Determining the Age of Artifacts

When you tour a museum and see a display of artifacts, you probably wonder how old the artifacts are. Archeologists feel the
same way. When they discover artifacts, they want to determine how old they are. By knowing how old an artifact is, the
archeologists can learn more about the people who created the artifact. They’ll have a better idea what life was like during
that time period.

Archeologists use several methods to determine the age of artifacts. Because these objects help archeologists, researchers,
and sociologists learn about ancient civilizations, it’s important to know how old found artifacts are.
When they uncover an ancient artifact, archeologists try to determine its numerical or chronological age by analyzing the
chemical and physical characteristics of the object. A variety of tests exist, and the test that is used often depends on
the projected age of the object and the material from which the object is made.

Since the middle of the twentieth century, some archeologists and scientists have looked to atom behavior as a means of
determining the age of certain materials. One method often used is radiocarbon dating, also called carbon-14 dating.
Radiocarbon dating was an important discovery made during the 1900s. It has greatly aided archeologists in their quest for
more information about the artifacts they discover.

Radiocarbon dating was discovered by Professor Libby of the University of Chicago following World War II. The way Radiocarbon
dating works is that it measures the radioactive decay of carbon-14 and can be used to tell the age of organic artifacts.
Researches measure how much carbon-14 exists in the artifact. This measurement then enables them to determine the age of the
artifact.

Not all artifacts can be tested with Radiocarbon dating. Another method used is Potassium-argon dating. Potassium-argon
dating can be used with non-organic materials, such as rocks. Moreover, it can test the age of rocks that much older than
the organic artifacts that can be tested with Radiocarbon dating.

Although organic artifacts cannot be tested this way, the way rocks are dated using the Potassium-argon method is that as
potassium breaks down over time, it becomes a gas called argon-40. Since scientists know the rate at which potassium decays,
they can compare the potassium to argon ratio in rock and determine the age.

Potassium-argon testing is perfect to use on non-organic materials because it allows scientists to date much older materials
than radiocarbon dating. When artifacts are made of rock, such as rudimentary tools and utensils, they can be examined using
this method.

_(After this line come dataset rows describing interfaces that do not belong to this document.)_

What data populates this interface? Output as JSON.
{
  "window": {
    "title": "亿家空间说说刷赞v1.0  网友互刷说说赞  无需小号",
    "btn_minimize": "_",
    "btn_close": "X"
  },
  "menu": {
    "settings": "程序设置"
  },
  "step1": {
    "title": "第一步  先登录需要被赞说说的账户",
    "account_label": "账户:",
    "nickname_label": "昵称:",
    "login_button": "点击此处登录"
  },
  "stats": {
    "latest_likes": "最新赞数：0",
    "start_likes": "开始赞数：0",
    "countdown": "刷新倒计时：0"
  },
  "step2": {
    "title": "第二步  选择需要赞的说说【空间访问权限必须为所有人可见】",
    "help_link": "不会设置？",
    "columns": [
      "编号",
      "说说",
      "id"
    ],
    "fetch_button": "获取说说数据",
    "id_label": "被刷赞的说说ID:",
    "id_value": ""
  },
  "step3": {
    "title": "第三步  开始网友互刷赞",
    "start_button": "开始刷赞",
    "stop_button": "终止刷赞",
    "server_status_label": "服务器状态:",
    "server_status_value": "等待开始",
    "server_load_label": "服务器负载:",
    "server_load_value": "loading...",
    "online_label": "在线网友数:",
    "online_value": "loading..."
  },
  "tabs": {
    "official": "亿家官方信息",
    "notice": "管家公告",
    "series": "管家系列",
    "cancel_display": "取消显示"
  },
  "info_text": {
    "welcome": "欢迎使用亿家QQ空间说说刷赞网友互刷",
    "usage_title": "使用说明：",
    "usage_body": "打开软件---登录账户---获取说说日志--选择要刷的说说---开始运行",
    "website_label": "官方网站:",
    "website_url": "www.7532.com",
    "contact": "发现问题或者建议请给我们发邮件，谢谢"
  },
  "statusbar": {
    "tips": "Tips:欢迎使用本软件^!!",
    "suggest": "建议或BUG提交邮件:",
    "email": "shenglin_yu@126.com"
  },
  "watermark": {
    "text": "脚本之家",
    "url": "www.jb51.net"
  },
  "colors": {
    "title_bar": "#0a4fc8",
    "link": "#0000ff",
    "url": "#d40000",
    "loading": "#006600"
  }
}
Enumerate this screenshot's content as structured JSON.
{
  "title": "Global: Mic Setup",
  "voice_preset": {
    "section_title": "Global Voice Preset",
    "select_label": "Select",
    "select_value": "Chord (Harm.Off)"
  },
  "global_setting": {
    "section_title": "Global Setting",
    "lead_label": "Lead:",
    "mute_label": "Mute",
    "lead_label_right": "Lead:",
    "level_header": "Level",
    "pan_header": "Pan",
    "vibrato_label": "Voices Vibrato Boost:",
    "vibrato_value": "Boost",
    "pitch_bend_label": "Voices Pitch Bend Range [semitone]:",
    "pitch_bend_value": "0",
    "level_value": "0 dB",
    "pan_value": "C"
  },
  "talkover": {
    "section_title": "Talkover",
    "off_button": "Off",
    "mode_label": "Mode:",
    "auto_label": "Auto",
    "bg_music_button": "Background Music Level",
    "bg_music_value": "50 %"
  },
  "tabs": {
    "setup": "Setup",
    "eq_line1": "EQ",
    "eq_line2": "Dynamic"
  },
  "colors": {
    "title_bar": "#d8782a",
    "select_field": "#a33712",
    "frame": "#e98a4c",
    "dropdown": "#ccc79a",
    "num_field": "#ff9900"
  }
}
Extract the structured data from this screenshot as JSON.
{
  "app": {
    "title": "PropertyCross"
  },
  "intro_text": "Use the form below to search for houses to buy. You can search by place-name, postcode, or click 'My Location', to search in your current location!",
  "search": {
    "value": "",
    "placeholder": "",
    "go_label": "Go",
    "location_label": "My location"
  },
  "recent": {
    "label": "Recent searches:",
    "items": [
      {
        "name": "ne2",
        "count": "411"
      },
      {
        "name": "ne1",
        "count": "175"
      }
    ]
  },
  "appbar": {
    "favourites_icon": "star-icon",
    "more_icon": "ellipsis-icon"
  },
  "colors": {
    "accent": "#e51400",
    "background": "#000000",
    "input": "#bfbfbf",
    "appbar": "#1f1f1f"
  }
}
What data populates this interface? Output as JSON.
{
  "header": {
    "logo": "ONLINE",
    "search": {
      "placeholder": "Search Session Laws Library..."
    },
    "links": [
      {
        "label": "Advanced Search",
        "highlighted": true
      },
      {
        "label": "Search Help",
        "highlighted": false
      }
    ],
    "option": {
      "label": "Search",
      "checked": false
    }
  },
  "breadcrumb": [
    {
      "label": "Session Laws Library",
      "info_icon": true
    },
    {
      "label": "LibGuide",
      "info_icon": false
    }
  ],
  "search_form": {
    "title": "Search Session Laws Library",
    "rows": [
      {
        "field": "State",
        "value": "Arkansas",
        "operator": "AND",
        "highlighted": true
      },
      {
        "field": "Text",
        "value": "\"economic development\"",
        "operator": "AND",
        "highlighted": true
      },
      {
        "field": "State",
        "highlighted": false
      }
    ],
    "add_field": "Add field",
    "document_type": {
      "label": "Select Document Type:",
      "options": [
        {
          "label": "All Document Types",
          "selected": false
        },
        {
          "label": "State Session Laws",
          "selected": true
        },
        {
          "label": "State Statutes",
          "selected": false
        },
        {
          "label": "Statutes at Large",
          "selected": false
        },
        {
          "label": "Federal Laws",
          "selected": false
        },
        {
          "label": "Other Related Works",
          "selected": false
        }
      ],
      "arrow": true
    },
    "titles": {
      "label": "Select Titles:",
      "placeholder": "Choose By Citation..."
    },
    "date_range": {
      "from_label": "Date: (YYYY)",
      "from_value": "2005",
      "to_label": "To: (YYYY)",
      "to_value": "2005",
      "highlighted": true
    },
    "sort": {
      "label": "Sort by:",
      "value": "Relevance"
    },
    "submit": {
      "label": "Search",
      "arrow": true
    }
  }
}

Many other methods are used by archeologists and scientists to determine the age of artifacts. Some methods consider the
amount of heat the artifacts have been exposed to by the sun or fire. As technology progresses, more methods of determining
the age of artifacts are being discovered.

All of these methods, both old and new, are used by archeologists to uncover more information about the way people used to
live many centuries ago. With this information, we get an invaluable glimpse into the past.